→ Dataset excerpts
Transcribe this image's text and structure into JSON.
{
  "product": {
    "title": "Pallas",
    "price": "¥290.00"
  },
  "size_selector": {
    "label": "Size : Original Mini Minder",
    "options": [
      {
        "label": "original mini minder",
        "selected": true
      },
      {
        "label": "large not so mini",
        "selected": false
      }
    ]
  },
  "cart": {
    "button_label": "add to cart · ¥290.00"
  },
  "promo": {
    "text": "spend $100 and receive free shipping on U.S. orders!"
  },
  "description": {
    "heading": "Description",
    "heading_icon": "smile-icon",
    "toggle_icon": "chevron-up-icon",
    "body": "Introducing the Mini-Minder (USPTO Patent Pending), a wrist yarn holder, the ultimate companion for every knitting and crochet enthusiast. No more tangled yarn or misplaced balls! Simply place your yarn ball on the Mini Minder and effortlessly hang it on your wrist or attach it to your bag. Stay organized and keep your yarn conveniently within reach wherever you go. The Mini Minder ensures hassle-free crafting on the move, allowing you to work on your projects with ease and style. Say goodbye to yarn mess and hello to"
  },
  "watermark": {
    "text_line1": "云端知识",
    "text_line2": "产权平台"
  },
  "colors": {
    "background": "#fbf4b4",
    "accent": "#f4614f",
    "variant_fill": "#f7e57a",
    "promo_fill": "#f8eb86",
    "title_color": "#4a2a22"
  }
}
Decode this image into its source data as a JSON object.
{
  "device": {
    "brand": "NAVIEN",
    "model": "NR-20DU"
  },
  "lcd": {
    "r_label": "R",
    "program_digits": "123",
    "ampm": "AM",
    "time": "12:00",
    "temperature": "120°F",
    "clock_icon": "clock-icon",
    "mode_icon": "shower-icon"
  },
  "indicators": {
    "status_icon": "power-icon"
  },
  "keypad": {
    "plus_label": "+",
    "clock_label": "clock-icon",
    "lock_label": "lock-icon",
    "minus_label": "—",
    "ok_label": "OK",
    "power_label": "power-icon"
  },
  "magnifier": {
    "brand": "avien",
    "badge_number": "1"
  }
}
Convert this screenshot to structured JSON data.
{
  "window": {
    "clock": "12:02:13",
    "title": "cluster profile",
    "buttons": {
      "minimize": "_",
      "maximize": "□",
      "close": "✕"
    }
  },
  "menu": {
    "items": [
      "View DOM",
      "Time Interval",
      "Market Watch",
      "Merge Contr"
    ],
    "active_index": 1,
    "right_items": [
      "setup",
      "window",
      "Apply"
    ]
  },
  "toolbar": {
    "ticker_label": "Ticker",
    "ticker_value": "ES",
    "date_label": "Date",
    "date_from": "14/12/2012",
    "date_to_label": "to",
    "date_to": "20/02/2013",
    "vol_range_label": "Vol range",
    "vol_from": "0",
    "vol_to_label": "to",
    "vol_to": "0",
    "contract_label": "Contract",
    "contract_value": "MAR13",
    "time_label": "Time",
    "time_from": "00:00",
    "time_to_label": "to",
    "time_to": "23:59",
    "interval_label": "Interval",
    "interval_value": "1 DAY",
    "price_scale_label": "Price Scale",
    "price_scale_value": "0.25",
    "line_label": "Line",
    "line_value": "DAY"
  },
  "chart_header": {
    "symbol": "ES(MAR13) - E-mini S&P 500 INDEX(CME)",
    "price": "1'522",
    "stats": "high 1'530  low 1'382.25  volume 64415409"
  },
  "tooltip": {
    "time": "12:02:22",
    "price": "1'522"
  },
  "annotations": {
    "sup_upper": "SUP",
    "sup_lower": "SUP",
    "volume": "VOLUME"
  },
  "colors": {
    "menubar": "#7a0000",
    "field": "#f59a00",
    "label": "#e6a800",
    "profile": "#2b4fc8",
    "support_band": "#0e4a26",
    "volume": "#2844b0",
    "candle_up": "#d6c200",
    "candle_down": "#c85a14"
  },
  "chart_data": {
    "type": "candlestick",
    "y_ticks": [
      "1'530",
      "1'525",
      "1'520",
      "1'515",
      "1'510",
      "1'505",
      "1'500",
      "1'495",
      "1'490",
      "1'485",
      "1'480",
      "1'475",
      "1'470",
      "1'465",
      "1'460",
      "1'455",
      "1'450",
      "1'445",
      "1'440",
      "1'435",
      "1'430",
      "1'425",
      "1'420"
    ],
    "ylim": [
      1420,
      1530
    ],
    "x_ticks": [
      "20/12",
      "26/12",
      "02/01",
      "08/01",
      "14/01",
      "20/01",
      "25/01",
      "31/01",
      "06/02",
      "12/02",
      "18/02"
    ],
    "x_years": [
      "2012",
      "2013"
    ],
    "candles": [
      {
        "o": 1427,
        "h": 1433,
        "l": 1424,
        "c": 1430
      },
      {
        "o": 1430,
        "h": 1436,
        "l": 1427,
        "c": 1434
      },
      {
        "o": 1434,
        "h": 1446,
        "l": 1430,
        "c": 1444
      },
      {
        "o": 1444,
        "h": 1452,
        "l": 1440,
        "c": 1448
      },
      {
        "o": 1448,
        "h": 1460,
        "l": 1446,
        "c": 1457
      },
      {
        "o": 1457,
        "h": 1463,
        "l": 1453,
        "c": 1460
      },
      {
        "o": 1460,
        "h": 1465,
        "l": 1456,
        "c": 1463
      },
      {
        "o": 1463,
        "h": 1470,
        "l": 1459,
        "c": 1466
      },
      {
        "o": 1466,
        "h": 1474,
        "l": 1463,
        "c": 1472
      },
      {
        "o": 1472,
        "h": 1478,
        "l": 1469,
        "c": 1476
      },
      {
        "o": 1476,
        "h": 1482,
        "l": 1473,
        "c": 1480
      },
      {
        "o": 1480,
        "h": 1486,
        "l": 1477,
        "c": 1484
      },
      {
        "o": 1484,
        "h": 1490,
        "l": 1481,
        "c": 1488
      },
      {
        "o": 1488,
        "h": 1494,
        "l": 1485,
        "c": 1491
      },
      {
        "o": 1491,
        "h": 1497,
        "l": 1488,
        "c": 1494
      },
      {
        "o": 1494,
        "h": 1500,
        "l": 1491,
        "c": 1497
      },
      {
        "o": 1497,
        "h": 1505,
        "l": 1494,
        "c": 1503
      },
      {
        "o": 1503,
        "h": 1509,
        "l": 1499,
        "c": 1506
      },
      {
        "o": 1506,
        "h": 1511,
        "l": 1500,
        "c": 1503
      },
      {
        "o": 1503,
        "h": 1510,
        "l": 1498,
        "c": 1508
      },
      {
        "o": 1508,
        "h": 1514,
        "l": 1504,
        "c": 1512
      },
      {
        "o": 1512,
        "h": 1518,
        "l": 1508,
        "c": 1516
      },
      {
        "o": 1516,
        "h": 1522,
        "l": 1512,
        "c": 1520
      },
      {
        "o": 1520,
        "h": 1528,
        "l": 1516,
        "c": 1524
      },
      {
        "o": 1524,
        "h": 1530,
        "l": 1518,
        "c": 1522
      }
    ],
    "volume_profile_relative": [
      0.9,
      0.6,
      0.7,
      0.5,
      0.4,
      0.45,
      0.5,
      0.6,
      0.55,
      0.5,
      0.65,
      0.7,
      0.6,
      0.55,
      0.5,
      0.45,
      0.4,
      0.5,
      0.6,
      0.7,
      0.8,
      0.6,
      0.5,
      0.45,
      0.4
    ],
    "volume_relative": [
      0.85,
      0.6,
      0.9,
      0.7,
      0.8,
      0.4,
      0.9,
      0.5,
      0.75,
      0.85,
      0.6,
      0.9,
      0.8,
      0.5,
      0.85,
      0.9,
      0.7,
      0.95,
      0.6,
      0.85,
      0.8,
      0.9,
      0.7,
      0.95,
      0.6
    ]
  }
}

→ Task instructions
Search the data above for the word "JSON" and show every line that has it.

→ Answer area
Transcribe this image's text and structure into JSON.
Decode this image into its source data as a JSON object.
Convert this screenshot to structured JSON data.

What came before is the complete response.